    For example, a gay person lambasting heteronormative bias is not considered hate speech. But a straight person who criticizes the media pandering to LGBT is called a hater. And gets establishment backing.

    Better just to have free speech. But if Japanese do pass hate speech laws and they are enforced equally, it will also be a crime for foreign people to say racist things against the Japanese majority.

    I really hope Japan does not become PC.

  • LaughingBuddha

    technically, if people who make hate speeches are punished afterwards, the speech itself is still ‘free’, albeit with consequences. Let’s just punish these people after they finish.

  • tomado

    I’ve had people insult me because of my ethnicity. Do I want them to be arrested? No. Do I want the government to publicly shame them? No, I don’t believe in it. Now, if they start encouraging violence against me, then I’d say, “lock them up.”

  • tomado

    I do think this girl in the picture should be charged with something. Isn’t incitement on the books? If not, it should be. That’s enough. Threatening violence is the right place to draw the line.

  • http://batman-news.com Zetobelt

    Debito Arudou makes a good living badmouthing Japan…. That’s also freedom of speech, isn’t it?

  • Alfonso

    That year (2013) was very peculiar because there was too much hate from Korea , China and even Taiwan towards Japan , I remember in China stupid riots against japanese stores and even people who own a Honda or toyota was afraid to go out because people were smashing it .
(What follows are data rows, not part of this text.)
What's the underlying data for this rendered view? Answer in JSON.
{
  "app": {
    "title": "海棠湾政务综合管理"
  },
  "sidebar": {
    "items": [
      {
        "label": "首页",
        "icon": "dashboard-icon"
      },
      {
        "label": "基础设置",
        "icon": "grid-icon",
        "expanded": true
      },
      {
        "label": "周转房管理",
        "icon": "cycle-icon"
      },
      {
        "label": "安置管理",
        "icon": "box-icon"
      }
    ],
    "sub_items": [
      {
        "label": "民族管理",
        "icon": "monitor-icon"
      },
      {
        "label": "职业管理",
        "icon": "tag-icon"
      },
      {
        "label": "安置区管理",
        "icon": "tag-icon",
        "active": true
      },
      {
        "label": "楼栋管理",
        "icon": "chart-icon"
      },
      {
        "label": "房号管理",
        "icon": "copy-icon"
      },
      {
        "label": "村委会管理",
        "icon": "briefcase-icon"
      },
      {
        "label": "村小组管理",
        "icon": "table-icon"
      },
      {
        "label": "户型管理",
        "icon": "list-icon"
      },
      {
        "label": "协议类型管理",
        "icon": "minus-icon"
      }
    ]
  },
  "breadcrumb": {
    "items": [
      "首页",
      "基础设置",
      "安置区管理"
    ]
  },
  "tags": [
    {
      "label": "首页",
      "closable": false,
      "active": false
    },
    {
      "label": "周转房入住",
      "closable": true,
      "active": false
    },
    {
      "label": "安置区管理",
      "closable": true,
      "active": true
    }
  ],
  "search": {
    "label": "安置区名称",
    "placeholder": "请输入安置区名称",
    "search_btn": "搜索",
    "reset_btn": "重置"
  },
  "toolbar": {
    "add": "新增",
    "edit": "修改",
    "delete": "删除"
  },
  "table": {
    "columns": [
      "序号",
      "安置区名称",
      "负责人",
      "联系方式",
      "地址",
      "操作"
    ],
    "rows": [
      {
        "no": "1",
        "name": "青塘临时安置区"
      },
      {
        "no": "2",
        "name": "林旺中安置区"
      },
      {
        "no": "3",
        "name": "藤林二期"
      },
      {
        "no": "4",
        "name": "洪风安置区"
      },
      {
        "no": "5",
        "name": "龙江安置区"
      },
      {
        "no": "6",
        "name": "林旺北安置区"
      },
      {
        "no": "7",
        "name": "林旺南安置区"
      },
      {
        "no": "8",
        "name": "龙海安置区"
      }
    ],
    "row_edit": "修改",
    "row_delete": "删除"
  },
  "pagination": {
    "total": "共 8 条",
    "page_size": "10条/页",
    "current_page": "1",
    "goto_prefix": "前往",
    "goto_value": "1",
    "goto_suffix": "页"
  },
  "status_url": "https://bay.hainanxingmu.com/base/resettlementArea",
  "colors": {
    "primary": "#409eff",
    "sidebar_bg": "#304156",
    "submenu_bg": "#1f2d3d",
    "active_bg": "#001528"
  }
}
    It was pretty stupid , also from Korea the classic angry koreans burning japanese flags and so on , but they were in their right of free speech too.

    The girl in Osaka was a result of all the hate surrounding her environment but she was a lonely voice so its remarkable nobody sum up to her movement , but she has the right to express what she thinks so it was respectful that nobody stop her and there is in fact a huge difference between saying something and actually being able to do it.

    I know Japan is a very close society and they don’t like foreigners , I’m from Mexico and when I go to Japan the first times I kind of upset to being constantly requested to show my passport to the police , this is very shameful but i got used, even In USA who is supposed to have a hard line on Mexicans i never experience this while traveling.

  • http://batman-news.com Zetobelt

    A post of mine got deleted. So Japan Times has the same agenda that Japan Today.

  • http://batman-news.com Zetobelt

    The girl of the picture can not speak her mind about foreigners, but Debito Arudou can badmouth japanese people all he wants? That’s the freedom of speech that anglospeakers talks about?

  • http://batman-news.com Zetobelt

    Debito Arudou didn’t resign on his american citizenship. So, for me, he’s just another american expat looking for trouble in Japan.
    So, yes. The girl on the picture have some truth in her speech.

  • YoDude12

    Seems absurd to me – completely asinine. If I see a known and convicted rapist stalking a woman (a conviction, so a fact), and I tell my woman friend, “he is a convicted rapist, watch out,” I can be jailed for that? Someone hears me state a fact and because it “defames” the rapist I can be imprisoned. This is why hate speech cannot be criminalised.